SUPPLIED INFORMATION: Begin

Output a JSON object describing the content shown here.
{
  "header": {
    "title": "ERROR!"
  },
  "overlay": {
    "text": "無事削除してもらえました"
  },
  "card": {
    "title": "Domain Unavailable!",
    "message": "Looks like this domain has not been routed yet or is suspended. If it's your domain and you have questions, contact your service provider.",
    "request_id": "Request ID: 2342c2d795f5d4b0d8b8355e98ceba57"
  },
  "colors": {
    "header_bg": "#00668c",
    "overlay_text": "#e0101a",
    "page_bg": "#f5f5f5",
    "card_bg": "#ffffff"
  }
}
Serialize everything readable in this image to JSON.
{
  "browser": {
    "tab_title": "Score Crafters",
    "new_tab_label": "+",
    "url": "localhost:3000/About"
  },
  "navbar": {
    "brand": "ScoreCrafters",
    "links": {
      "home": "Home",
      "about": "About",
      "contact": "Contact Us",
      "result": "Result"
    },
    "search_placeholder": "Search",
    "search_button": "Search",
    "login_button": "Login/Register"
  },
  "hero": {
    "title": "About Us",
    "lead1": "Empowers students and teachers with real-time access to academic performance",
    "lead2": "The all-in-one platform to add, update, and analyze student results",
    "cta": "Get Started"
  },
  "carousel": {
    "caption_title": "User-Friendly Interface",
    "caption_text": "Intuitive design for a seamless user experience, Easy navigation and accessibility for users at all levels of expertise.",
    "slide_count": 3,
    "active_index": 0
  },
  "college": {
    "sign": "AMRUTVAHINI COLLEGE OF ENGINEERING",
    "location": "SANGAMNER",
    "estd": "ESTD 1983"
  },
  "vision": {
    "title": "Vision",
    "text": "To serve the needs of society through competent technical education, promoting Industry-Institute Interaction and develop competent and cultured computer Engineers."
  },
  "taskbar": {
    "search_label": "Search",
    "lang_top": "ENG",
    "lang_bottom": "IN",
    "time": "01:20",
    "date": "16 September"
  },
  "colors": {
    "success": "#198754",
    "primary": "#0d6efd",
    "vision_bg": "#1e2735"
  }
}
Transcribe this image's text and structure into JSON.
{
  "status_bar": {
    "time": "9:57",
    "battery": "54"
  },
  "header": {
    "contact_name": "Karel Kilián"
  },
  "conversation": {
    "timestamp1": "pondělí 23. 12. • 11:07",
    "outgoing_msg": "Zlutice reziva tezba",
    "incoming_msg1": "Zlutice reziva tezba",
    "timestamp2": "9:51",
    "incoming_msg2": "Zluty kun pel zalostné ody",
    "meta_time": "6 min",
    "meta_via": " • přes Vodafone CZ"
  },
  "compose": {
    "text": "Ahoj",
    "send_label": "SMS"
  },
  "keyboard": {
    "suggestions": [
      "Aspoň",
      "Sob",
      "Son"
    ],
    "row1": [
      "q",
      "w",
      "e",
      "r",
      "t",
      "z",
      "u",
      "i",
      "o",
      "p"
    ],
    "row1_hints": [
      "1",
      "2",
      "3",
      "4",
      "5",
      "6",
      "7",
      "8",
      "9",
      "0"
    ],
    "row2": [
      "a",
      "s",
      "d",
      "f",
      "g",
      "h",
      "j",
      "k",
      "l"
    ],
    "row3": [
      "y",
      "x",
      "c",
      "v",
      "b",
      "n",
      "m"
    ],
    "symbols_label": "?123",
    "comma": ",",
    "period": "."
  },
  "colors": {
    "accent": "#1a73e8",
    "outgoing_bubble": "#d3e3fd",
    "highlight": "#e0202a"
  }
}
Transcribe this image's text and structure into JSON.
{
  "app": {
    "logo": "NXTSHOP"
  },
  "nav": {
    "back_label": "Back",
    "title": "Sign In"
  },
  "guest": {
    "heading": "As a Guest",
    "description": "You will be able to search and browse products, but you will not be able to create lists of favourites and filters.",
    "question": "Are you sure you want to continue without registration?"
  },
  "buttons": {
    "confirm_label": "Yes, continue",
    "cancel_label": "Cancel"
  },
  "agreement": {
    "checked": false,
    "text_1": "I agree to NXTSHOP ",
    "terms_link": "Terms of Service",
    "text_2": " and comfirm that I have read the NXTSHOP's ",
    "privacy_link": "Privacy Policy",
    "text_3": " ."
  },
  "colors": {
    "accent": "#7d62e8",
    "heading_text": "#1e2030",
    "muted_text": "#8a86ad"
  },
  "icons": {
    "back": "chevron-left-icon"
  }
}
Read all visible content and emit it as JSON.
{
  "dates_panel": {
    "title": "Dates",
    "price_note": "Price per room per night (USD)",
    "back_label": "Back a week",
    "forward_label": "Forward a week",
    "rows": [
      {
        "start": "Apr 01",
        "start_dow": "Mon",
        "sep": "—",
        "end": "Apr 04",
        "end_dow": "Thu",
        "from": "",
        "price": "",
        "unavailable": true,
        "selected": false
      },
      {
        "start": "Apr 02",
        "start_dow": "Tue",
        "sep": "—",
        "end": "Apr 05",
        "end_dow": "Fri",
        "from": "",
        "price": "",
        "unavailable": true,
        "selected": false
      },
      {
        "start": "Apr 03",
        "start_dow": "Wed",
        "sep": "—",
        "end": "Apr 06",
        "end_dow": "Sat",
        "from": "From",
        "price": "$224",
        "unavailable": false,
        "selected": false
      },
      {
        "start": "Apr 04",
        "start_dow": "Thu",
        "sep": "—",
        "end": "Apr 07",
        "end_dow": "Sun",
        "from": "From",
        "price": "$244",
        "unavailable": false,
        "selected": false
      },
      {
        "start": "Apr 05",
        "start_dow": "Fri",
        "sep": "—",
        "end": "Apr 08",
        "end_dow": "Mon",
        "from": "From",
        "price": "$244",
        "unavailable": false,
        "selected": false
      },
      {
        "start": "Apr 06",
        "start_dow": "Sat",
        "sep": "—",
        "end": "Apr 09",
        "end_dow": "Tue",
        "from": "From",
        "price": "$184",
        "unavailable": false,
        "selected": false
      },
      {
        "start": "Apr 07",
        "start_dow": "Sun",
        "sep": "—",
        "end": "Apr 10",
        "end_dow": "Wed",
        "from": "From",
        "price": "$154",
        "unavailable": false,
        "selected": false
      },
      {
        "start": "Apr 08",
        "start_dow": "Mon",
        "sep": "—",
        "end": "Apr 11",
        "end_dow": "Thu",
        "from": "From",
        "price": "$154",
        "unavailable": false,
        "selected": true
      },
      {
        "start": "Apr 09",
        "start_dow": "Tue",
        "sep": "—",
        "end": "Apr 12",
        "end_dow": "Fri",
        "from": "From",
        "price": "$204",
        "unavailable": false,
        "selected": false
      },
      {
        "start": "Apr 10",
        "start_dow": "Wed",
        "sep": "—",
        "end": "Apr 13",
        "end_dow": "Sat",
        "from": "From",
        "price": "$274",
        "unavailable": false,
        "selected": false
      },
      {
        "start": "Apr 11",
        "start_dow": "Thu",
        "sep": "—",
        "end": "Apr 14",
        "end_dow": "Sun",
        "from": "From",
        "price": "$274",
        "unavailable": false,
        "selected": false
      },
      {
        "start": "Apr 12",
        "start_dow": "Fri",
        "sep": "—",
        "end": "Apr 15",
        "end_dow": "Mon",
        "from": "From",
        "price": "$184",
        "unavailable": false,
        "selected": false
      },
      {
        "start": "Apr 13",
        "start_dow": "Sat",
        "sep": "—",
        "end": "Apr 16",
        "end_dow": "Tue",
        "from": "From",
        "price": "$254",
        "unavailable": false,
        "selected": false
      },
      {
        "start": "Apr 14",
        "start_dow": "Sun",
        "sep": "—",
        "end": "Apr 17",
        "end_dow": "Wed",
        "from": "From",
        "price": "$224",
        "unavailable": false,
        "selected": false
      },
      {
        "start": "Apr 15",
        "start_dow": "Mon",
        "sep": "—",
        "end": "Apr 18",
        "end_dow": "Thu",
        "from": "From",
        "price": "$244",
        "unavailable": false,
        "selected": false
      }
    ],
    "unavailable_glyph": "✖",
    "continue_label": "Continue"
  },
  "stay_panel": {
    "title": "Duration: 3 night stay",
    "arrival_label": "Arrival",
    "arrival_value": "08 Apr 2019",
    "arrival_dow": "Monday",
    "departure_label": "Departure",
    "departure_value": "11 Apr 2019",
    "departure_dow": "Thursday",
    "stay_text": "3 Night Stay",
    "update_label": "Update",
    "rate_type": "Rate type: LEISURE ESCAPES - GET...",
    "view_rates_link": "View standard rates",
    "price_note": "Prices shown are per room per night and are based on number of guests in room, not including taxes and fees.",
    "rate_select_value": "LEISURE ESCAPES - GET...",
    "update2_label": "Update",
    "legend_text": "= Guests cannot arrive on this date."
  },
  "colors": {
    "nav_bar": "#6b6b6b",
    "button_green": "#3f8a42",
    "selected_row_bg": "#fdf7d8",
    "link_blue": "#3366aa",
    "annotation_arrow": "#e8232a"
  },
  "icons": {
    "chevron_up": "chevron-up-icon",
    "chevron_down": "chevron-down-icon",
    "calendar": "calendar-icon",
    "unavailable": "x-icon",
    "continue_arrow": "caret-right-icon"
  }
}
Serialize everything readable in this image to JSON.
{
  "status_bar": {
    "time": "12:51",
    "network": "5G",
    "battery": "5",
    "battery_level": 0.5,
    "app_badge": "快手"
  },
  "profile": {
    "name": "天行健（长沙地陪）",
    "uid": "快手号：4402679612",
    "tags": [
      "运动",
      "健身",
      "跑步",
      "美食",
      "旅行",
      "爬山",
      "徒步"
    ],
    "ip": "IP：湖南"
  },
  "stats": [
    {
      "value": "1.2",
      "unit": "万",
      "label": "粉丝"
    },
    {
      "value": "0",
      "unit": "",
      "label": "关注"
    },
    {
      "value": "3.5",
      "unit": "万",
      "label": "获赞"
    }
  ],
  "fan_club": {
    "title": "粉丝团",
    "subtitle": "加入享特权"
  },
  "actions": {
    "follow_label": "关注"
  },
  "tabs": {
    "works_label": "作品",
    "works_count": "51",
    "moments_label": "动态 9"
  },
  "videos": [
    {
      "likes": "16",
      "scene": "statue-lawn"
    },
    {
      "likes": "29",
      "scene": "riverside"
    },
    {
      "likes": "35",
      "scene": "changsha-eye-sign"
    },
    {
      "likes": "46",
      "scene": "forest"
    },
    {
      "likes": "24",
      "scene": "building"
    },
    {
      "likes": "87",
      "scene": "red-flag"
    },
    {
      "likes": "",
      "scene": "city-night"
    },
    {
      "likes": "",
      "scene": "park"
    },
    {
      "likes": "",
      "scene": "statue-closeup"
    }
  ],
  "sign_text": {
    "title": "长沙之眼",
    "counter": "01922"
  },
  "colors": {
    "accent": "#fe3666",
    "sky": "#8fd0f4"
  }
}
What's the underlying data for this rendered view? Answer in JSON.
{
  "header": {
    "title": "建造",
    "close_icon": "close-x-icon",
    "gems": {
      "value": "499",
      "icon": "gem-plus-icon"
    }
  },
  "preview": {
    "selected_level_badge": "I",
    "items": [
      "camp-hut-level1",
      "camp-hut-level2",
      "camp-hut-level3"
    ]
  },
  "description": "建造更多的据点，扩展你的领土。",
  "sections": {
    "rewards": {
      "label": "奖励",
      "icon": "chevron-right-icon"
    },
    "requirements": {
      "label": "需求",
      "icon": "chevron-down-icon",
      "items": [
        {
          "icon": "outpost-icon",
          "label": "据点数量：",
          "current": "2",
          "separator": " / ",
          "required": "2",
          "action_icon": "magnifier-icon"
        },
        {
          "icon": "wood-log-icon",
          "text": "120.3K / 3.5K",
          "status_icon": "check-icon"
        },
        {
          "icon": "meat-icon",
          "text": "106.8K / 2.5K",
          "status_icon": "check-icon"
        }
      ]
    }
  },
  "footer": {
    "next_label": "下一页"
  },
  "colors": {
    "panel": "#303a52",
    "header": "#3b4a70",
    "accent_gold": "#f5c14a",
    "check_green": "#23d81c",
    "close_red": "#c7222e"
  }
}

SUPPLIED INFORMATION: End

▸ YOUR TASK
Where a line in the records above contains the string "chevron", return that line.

▸ SOLUTION TO THIS PROBLEM
    "back": "chevron-left-icon"
    "chevron_up": "chevron-up-icon",
    "chevron_down": "chevron-down-icon",
      "icon": "chevron-right-icon"
      "icon": "chevron-down-icon",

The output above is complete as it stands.